What is needed: Using the data that follows, report how many lines include "Management"; output no other text.

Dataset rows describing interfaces
________

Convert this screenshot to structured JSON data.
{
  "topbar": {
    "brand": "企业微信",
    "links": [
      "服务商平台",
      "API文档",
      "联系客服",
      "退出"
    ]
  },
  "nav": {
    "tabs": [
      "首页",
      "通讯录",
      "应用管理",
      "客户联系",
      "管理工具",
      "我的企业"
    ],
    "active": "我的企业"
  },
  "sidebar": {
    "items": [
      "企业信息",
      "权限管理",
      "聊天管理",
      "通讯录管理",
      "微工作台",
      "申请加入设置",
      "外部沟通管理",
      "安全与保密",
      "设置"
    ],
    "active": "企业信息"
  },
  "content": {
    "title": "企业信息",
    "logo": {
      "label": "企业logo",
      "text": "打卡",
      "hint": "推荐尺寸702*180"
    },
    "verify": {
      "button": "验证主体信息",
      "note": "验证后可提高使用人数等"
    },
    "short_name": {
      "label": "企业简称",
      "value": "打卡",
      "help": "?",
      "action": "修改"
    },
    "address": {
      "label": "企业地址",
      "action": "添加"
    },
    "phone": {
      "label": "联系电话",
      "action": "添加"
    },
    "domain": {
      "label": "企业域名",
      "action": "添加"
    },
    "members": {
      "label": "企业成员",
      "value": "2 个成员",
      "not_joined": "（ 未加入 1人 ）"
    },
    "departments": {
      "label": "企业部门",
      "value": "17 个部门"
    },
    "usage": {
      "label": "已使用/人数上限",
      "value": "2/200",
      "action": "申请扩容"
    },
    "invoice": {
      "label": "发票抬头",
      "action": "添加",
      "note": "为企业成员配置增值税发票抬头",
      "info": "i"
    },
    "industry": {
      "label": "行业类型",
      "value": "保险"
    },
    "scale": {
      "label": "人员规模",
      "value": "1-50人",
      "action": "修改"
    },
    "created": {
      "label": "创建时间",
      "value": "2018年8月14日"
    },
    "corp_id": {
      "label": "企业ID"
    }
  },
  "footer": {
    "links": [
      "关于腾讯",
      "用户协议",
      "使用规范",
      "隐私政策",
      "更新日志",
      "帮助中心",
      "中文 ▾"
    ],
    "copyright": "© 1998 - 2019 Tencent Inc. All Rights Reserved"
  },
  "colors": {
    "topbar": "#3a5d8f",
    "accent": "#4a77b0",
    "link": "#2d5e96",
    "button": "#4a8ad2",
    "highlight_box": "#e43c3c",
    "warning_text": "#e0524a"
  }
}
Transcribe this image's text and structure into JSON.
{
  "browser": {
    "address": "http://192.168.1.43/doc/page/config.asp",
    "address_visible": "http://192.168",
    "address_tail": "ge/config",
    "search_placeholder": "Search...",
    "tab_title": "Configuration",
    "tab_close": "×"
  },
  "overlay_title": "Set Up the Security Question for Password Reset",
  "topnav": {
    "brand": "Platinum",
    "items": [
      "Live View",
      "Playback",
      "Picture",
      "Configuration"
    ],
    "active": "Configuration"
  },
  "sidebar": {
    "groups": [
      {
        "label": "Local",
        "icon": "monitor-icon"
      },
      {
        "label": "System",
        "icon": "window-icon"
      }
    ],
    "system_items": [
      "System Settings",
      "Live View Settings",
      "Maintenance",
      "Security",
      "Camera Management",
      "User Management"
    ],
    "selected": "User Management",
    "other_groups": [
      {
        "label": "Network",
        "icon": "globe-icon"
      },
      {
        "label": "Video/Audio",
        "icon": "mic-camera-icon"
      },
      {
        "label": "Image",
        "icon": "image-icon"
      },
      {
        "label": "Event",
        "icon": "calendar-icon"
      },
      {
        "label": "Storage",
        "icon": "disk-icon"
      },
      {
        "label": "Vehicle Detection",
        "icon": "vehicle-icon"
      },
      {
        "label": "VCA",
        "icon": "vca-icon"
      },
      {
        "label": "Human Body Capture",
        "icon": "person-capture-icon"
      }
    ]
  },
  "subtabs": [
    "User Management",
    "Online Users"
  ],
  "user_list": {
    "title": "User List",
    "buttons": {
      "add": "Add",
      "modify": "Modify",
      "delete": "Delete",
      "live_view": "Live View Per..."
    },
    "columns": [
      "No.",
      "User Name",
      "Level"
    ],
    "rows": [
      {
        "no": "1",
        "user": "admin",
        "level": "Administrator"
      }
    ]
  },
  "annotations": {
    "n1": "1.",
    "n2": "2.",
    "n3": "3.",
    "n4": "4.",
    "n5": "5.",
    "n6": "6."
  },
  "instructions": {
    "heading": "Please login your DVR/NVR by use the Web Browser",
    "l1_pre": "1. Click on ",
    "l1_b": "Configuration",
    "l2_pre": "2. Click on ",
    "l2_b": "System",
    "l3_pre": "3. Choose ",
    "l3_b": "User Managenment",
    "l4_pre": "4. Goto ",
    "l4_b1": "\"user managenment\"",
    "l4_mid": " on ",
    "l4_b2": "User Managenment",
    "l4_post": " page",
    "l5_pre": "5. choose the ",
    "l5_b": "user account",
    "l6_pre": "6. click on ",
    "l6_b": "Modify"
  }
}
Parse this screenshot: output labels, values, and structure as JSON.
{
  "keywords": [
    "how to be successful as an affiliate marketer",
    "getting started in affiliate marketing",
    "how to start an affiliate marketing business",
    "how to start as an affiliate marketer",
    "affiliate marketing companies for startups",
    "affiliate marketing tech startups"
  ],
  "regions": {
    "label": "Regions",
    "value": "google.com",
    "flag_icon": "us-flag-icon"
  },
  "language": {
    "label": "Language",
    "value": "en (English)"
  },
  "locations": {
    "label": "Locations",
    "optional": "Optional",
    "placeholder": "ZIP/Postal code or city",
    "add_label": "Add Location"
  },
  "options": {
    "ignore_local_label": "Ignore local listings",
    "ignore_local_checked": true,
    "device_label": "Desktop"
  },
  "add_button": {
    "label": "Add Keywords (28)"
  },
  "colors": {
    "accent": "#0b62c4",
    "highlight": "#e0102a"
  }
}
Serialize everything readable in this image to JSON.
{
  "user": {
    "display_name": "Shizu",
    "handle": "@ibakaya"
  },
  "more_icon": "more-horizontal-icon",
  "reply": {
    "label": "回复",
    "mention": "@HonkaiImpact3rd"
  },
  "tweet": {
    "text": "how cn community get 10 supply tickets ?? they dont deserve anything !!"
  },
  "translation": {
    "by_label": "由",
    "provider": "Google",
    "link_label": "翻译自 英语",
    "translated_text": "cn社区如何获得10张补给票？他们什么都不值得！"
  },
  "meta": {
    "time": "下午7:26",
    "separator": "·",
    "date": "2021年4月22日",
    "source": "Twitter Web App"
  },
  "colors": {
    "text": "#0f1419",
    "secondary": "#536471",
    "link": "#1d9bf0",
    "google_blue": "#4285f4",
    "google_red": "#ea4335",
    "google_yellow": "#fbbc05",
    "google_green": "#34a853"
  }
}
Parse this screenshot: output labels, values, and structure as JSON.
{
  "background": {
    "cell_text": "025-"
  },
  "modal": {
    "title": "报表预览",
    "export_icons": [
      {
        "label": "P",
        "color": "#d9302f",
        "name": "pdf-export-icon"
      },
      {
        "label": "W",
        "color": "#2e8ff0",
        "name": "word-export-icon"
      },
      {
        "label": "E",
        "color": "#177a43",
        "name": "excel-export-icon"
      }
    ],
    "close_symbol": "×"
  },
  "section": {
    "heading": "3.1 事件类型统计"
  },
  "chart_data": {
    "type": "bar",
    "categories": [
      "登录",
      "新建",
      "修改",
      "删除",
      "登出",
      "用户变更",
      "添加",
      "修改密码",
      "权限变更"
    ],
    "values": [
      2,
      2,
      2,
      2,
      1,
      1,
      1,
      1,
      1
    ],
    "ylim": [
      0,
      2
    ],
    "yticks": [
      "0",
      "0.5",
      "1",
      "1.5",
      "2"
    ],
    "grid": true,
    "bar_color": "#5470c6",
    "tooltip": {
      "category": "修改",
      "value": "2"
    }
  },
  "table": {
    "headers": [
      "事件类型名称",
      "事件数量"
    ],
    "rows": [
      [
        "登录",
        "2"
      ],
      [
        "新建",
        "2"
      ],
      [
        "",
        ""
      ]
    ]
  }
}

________

Result of the exercise: 4